Two diplomats who had been assigned to the Chad Embassy here apparently left the United States shortly after it was disclosed last fall that they were under investigation by federal law enforcement authorities in connection with an international heroin smuggling operation.

The U.S. Attorney's office yesterday told a federal judge that the two men, both of whom are protected by diplomatic immunity, left the country before Chad officials formally withdrew their diplomatic status and recalled them to Chad. Sources said that neither man is believed to be in that country now.

That action lifting diplomatic status late last November came after published reports linked the two Chad Embassy officials to two Pakistanis arrested on Oct. 17 by federal Durg Enforcement Administration agents. The agents recovered two kilos of pure heroin that they estimated could be cut and sold on the street for more than $28 million.

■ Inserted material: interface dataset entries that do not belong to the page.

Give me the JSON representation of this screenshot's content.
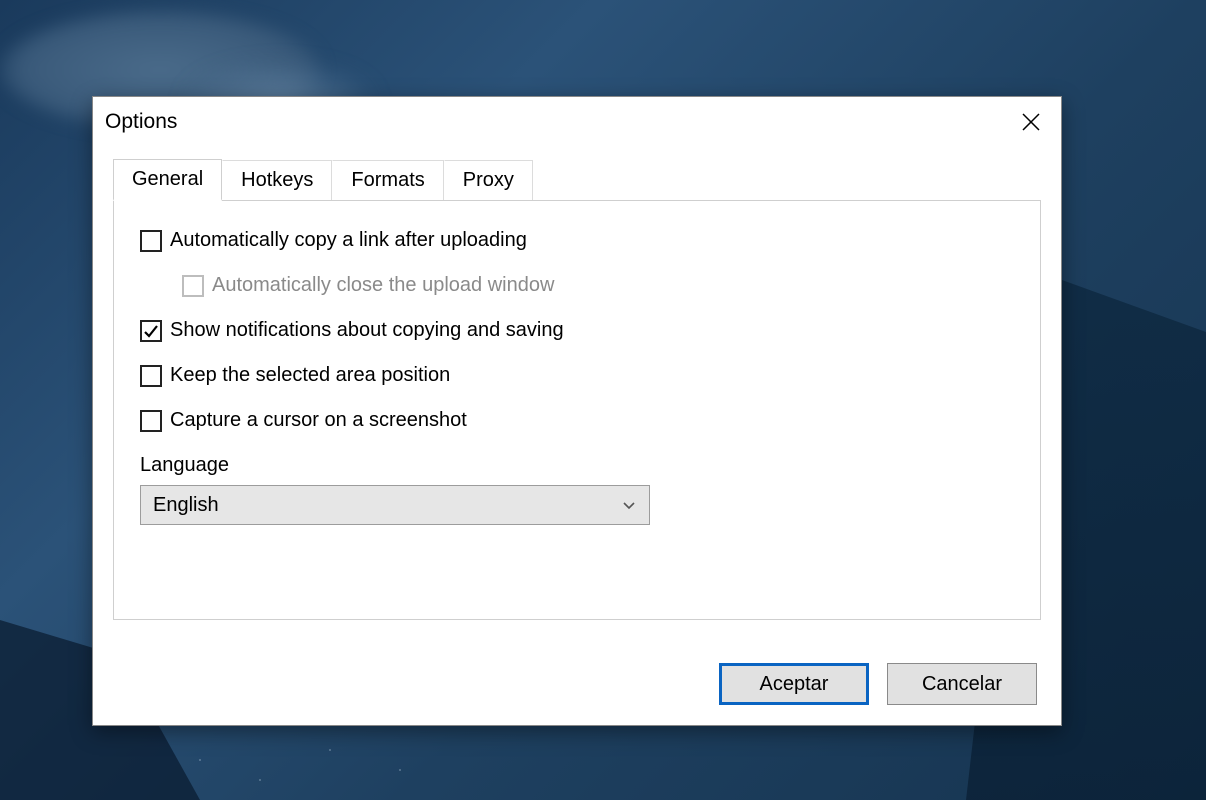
{
  "window": {
    "title": "Options"
  },
  "tabs": [
    {
      "label": "General",
      "active": true
    },
    {
      "label": "Hotkeys",
      "active": false
    },
    {
      "label": "Formats",
      "active": false
    },
    {
      "label": "Proxy",
      "active": false
    }
  ],
  "general": {
    "auto_copy_link": {
      "label": "Automatically copy a link after uploading",
      "checked": false
    },
    "auto_close_upload": {
      "label": "Automatically close the upload window",
      "checked": false,
      "disabled": true
    },
    "show_notifications": {
      "label": "Show notifications about copying and saving",
      "checked": true
    },
    "keep_area_position": {
      "label": "Keep the selected area position",
      "checked": false
    },
    "capture_cursor": {
      "label": "Capture a cursor on a screenshot",
      "checked": false
    },
    "language_label": "Language",
    "language_value": "English"
  },
  "buttons": {
    "accept": "Aceptar",
    "cancel": "Cancelar"
  }
}
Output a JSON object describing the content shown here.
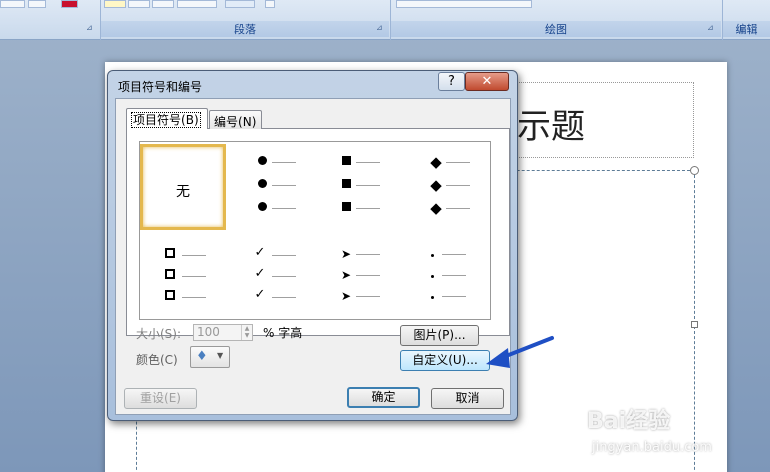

Papers filed by the government in U.S. District Court earlier this month allege that the two Chad Embassy men, first secretary Ousman Abdoul and second secretary Pascal Boulo-Ndakor, used their official positions "to facilitate the important of heroin into the United States from the Khyber Pass region of Pakistan."

According to those court papers, both Abdoul and Boulo-Ndakor flew to Pakistan with one of the Pakistanis last July. The papers said that Boulo-Ndakor received more than six kilos of heroin there and placed it in the false bottom of a suitcase.

In an interview with The Washington Post last October, Abdoul acknowledged that he had taken a trip at the invitation and expense of the Pakistanis. But he denied any involvement in illegal drug trafficking and said he took the trip because he had no work to do at the embassy at the time. Boulo-Ndakor could not be reached for comment at the time.

Meanwhile in federal court yesterday, Judge Joyce Hens Green scheduled a March 19 trial for the two Pakistanis, Hizbullah Khan, 26, and Mohammad Nisar, 23. Both men are being held in the D.C. Jail on $500,000 bond each.

A court hearing had been scheduled yesterday in anticipation of guilty pleas from both men to one count of conspiracy to import and distribute a controlled substance. The charge carries a penalty of 15 years in jail, a $30,000 fine or both.

Lawyers for both men told Green yesterday, however, that their clients wanted to stand trial in connection with the charges against them.